* _Problem to solve_
Pull every line with "author" from the entries below.

(Supplied information)

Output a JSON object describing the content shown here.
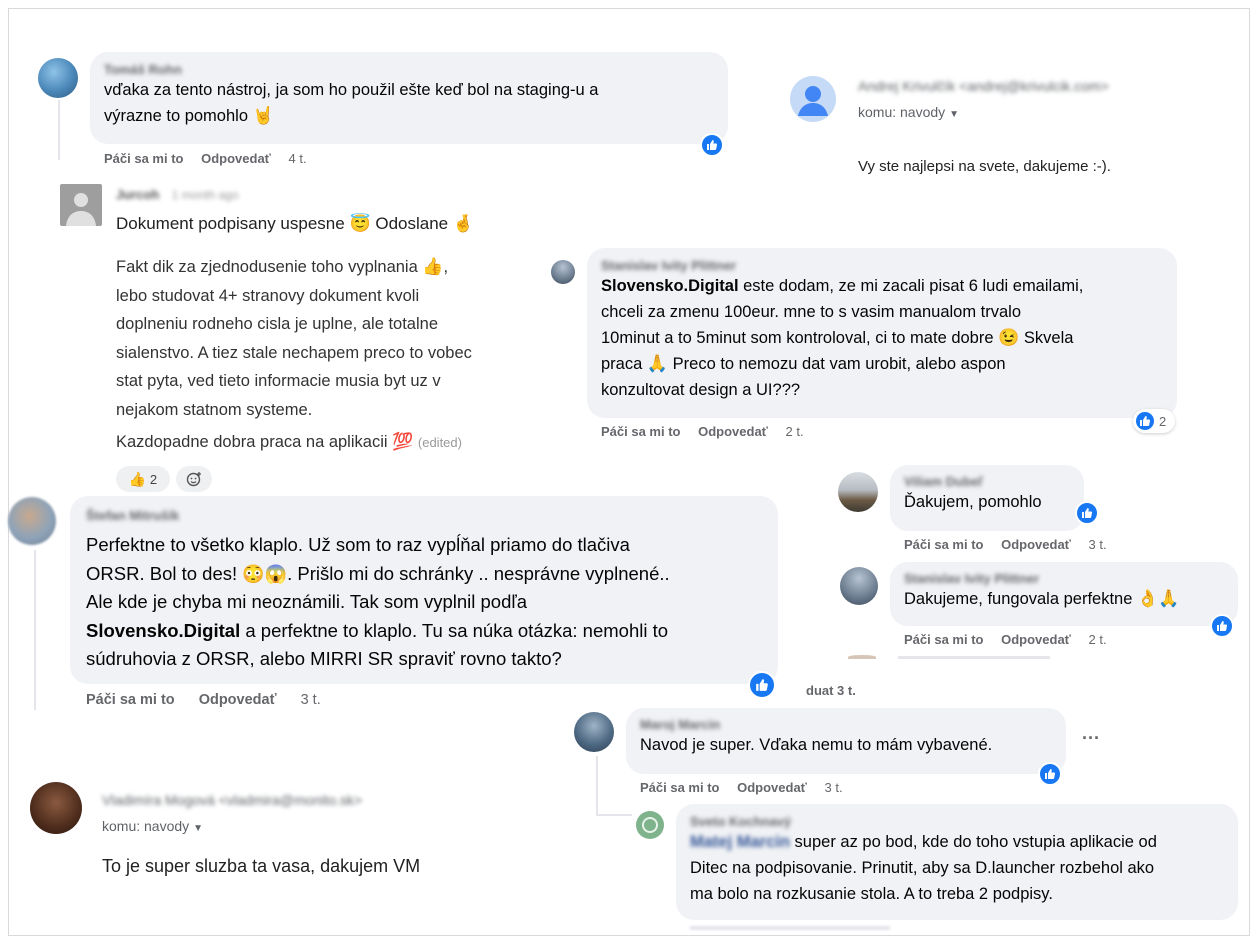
{
  "colors": {
    "bubble": "#f0f2f5",
    "like_blue": "#1877f2",
    "meta_gray": "#65676b",
    "text": "#050505"
  },
  "comments": {
    "c1": {
      "author": "Tomáš Rohn",
      "text_line1": "vďaka za tento nástroj, ja som ho použil ešte keď bol na staging-u a",
      "text_line2": "výrazne to pomohlo",
      "emoji": "🤘",
      "like": "Páči sa mi to",
      "reply": "Odpovedať",
      "time": "4 t."
    },
    "c2": {
      "author": "Jurcoh",
      "time_ago": "1 month ago",
      "line1": "Dokument podpisany uspesne",
      "emoji1": "😇",
      "line1b": "Odoslane",
      "emoji2": "🤞",
      "p1": "Fakt dik za zjednodusenie toho vyplnania",
      "emoji3": "👍",
      "p1_rest": ",",
      "p2": "lebo studovat 4+ stranovy dokument kvoli",
      "p3": "doplneniu rodneho cisla je uplne, ale totalne",
      "p4": "sialenstvo. A tiez stale nechapem preco to vobec",
      "p5": "stat pyta, ved tieto informacie musia byt uz v",
      "p6": "nejakom statnom systeme.",
      "p7": "Kazdopadne dobra praca na aplikacii",
      "emoji4": "💯",
      "edited": "(edited)",
      "reaction_emoji": "👍",
      "reaction_count": "2"
    },
    "c3": {
      "author": "Stanislav Ivity Plittner",
      "mention": "Slovensko.Digital",
      "line1": " este dodam, ze mi zacali pisat 6 ludi emailami,",
      "line2": "chceli za zmenu 100eur. mne to s vasim manualom trvalo",
      "line3": "10minut a to 5minut som kontroloval, ci to mate dobre",
      "emoji1": "😉",
      "line3b": "Skvela",
      "line4": "praca",
      "emoji2": "🙏",
      "line4b": "Preco to nemozu dat vam urobit, alebo aspon",
      "line5": "konzultovat design a UI???",
      "reaction_count": "2",
      "like": "Páči sa mi to",
      "reply": "Odpovedať",
      "time": "2 t."
    },
    "c4": {
      "author": "Viliam Dubeľ",
      "text": "Ďakujem, pomohlo",
      "like": "Páči sa mi to",
      "reply": "Odpovedať",
      "time": "3 t."
    },
    "c5": {
      "author": "Stanislav Ivity Plittner",
      "text": "Dakujeme, fungovala perfektne",
      "emoji": "👌🙏",
      "like": "Páči sa mi to",
      "reply": "Odpovedať",
      "time": "2 t."
    },
    "c6": {
      "author": "Štefan Mitrušík",
      "line1": "Perfektne to všetko klaplo. Už som to raz vypĺňal priamo do tlačiva",
      "line2": "ORSR. Bol to des!",
      "emoji1": "😳😱",
      "line2b": ". Prišlo mi do schránky .. nesprávne vyplnené..",
      "line3": "Ale kde je chyba mi neoznámili. Tak som vyplnil podľa",
      "mention": "Slovensko.Digital",
      "line4b": " a perfektne to klaplo. Tu sa núka otázka: nemohli to",
      "line5": "súdruhovia z ORSR, alebo MIRRI SR spraviť rovno takto?",
      "like": "Páči sa mi to",
      "reply": "Odpovedať",
      "time": "3 t."
    },
    "c7": {
      "author": "Maroj Marcin",
      "text": "Navod je super. Vďaka nemu to mám vybavené.",
      "more": "···",
      "like": "Páči sa mi to",
      "reply": "Odpovedať",
      "time": "3 t."
    },
    "c8": {
      "author": "Sveto Kochnavý",
      "mention": "Matej Marcin",
      "line1": " super az po bod, kde do toho vstupia aplikacie od",
      "line2": "Ditec na podpisovanie. Prinutit, aby sa D.launcher rozbehol ako",
      "line3": "ma bolo na rozkusanie stola. A to treba 2 podpisy."
    }
  },
  "emails": {
    "e1": {
      "sender": "Andrej Krivulčík <andrej@krivulcik.com>",
      "to": "komu: navody",
      "body": "Vy ste najlepsi na svete, dakujeme :-)."
    },
    "e2": {
      "sender": "Vladimíra Mogová <vladmira@monito.sk>",
      "to": "komu: navody",
      "body": "To je super sluzba ta vasa, dakujem VM"
    }
  },
  "partial": {
    "cut_text": "duat   3 t."
  },
  "icons": {
    "like": "thumbs-up-icon",
    "dropdown": "caret-down-icon",
    "add_reaction": "add-reaction-icon",
    "person": "person-icon"
  }
}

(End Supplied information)

* _Exercise result_
      "author": "Tomáš Rohn",
      "author": "Jurcoh",
      "author": "Stanislav Ivity Plittner",
      "author": "Viliam Dubeľ",
      "author": "Stanislav Ivity Plittner",
      "author": "Štefan Mitrušík",
      "author": "Maroj Marcin",
      "author": "Sveto Kochnavý",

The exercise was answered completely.